U.S. court jails Ghanaian 40 months for internet fraud
A Ghanaian, Richard Yaw Dorpe, 37, has been convicted in the U.S. District Court after the Federal Bureau of Investigation (FBI) indicted him of crimes bordering money laundering, romance scams and other fraudulent schemes targeted at U.S. senior citizens.
Mr Dorpe will spend 40 months in a U.S. federal prison for the charges, ruled by Judge Arenda Wright Allen on Friday.
Mr Allen gave the judgment alongside acting U.S. Attorney for the Eastern District of Virginia, Raj Parekh, and Special Agent in Charge of the FBI’s Norfolk Field Office, Brian Dugan.
Mr Dorpe pleaded guilty to the charges in May. Court records revealed that he posed as a 57-year-old man from Virginia Beach on dating websites to defraud people above age 50.
The fraudster disguises as a jeweller travelling abroad to buy gold and other jewellery to defraud his unknown victims.
He convinced one of his victims, a recently widowed 68 years old resident of Chesapeake, to send him over $300,000 in funds, a computer, a wristwatch and clothes.
The unsuspecting widow had sent the requested items before realising that she had fallen victim to a scam.
Mr Dorpe was extradited after the Ghanaian government in January approved the United States request.

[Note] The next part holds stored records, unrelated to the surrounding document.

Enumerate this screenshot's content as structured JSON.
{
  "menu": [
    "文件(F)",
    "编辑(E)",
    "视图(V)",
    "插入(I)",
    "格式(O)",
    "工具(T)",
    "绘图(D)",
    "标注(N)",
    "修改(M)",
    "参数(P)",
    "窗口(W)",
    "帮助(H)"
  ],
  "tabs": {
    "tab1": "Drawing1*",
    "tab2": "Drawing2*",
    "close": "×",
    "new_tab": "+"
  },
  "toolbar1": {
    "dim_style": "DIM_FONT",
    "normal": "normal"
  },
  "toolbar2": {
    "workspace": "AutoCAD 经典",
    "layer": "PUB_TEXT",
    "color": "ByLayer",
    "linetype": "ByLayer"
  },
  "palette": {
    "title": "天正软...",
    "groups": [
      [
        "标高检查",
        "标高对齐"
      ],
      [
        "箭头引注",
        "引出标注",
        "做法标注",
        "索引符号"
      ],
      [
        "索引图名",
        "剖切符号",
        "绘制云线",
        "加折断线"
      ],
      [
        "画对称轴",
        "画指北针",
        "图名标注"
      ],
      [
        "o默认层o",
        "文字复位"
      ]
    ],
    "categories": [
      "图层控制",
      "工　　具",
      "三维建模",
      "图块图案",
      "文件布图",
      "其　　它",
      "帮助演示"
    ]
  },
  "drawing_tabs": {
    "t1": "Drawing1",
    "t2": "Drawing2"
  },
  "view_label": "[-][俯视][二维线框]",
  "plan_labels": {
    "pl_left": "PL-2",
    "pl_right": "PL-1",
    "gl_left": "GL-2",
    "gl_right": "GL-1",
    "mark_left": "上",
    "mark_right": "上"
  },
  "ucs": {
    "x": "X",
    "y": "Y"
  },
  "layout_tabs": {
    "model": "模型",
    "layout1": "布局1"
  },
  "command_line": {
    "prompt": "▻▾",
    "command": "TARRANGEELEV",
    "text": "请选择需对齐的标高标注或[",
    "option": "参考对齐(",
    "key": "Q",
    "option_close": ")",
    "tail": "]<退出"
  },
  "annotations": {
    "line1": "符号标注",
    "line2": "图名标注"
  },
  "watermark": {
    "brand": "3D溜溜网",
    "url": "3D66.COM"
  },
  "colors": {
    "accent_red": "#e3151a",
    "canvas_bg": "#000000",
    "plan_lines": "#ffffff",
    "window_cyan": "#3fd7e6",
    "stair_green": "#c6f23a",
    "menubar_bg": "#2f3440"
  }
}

He was then brought to the Eastern District of Virginia, where he was sentenced.
More from Peoples Gazette
The Presidential Steering Committee(PSC) on COVID-19 has banned over 2,000 Nigerians and foreigners from travelling abroad and into the country.
A U.S. court has jailed three bank robbers Antonio Johnson 44, Travis Jackson 37, and Shalundra Johnson, for kidnapping and multiple bank robberies.

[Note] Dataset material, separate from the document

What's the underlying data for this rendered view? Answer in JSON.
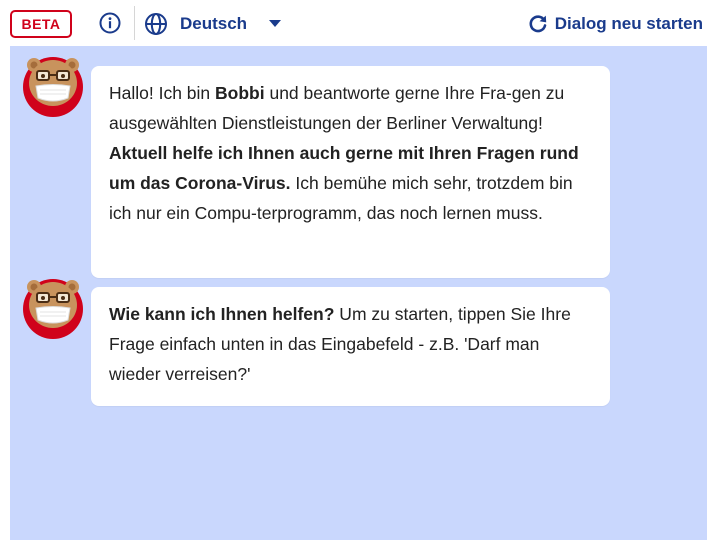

Emmanuel, Shine Ya Eye housemate of the TV reality show, Big Brother Naija, has emerged head of house for the final week.
The APC candidate in the forthcoming Anambra governorship election, Andy Uba, has called on Governor Willie Obiano and the SSS to stop political killings.
Kidnapped since June 17, over 80 abducted Kebbi students remain in captivity for 90 days and counting.
The accused is said to have taught North Korean officials to evade U.S. sanctions by trading cryptocurrency.